# ENISA Cloud Computing: Benefits, risks and recommendations for information security

# Acronyms, Abbreviations, and Initialisms

Short Form Full Form
DDoS Distributed Denial-of-Service
EDoS Economic Denial-of-Service
ENISA European Union Agency for Network and Information Security

# Overview

Cloud Computing: Benefits, risks, and recommendations for information security is a paper published by the European Union Agency for Network and Information Security (ENISA) that identifies and categorizes 35 security risks related to cloud computing. From these risks, it further identifies the top eight security risks based on likelihood and impact. This paper allows an informed assessment of the security risks and benefits of using cloud computing - providing security guidance for potential and existing users of cloud computing.

# Risks

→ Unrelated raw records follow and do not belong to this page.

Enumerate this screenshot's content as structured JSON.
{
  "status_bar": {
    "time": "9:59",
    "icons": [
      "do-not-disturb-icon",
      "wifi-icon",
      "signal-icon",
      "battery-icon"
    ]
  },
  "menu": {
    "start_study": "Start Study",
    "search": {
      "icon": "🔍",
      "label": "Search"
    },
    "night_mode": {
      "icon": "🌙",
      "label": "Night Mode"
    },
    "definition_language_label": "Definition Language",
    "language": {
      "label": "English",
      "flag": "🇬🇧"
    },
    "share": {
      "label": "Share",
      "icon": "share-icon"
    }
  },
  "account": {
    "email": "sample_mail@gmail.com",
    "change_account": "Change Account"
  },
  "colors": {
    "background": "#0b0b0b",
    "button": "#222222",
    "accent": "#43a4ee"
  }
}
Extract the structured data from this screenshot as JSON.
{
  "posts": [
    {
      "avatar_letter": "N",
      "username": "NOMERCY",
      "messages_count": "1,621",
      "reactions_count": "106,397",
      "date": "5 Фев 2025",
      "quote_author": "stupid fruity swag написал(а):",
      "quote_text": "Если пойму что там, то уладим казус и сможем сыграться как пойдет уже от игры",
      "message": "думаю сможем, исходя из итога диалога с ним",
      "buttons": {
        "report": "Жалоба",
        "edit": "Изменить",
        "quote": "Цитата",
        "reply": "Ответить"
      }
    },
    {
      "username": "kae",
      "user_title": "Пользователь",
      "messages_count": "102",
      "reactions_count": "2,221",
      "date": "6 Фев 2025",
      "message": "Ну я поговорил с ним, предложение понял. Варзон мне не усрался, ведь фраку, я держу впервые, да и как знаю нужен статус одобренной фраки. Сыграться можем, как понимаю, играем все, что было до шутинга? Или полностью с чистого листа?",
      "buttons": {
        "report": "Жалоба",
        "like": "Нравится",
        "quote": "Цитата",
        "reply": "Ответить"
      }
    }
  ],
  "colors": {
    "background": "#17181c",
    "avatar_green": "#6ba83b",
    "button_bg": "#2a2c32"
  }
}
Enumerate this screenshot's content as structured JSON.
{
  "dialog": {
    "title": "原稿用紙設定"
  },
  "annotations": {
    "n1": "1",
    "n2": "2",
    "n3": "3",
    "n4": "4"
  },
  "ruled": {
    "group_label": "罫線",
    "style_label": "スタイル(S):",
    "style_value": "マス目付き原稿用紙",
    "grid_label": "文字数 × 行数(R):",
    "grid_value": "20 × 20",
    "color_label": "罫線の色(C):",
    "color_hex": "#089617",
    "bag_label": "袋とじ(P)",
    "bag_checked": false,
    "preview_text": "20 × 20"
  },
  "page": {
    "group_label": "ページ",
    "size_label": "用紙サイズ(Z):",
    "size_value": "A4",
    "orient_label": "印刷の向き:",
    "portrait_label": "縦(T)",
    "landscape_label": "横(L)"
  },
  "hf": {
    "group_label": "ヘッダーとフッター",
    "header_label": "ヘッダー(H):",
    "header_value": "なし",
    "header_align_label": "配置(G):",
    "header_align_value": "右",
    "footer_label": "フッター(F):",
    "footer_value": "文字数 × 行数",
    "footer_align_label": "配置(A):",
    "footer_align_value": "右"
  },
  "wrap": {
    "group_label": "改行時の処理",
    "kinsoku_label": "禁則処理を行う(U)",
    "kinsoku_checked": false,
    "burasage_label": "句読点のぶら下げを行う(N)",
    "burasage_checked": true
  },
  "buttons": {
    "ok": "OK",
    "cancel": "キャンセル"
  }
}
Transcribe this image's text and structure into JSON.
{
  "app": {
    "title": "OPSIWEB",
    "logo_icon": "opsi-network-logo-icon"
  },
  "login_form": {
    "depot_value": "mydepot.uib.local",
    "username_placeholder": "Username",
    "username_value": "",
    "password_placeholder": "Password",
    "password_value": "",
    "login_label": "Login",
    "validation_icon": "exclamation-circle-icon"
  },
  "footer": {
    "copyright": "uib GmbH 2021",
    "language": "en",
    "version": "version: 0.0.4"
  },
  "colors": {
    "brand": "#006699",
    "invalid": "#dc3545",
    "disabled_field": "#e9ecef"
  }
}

  • R.1 Lock-in
  • R.2 Loss of governance
  • R.3 Compliance challenges
  • R.4 Loss of business reputation due to co-tenant activities
  • R.5 Cloud service termination or failure
  • R.6 Cloud provider acquisition
  • R.7 Supply chain failure
  • R.8 Resource exhaustion (under or over provisioning)
  • R.9 Isolation failure
  • R.10 Cloud provider malicious insider - abuse of high privilege roles
  • R.11 Management interface compromise (manipulation, availability of infrastructure)
  • R.12 Intercepting data in transit
  • R.13 Data leakage on up/download, intra-cloud
  • R.14 Insecure or ineffective deletion of data
  • R.15 Distributed denial-of-service (DDoS)
  • R.16 Economic denial-of-service (EDoS)
  • R.17 Loss of encryption keys
  • R.18 Undertaking malicious probes of scans
  • R.19 Compromise service engine
  • R.20 Conflicts between customer hardening procedures and cloud environment
  • R.21 Subpoena and e-discovery
  • R.22 Risk from changes of jurisdiction
  • R.23 Data protection risks
  • R.24 Licensing risk
  • R.25 Network breaks
  • R.26 Network management (i.e., network congestion/misconnection/non-optimal use)
  • R.27 Modifying network traffic
  • R.28 Privilege escalation
  • R.29 Social engineering attacks (i.e., impersonation)
  • R.30 Loss of compromise of operational logs
  • R.31 Loss or compromise of security logs (manipulation of forensice investigation)
  • R.32 Backups lost, stolen
  • R.33 Unauthorized access to premises (including physical access to machines and other facilities)
  • R.34 Theft of computer equipment
  • R.35 Natural disasters

# Noteworthy

  • The Cloud Computing framework contains 35 types of risks.
  • The Cloud Computing framework identifies the top eight security risks based on likelihood and impact.

# Sources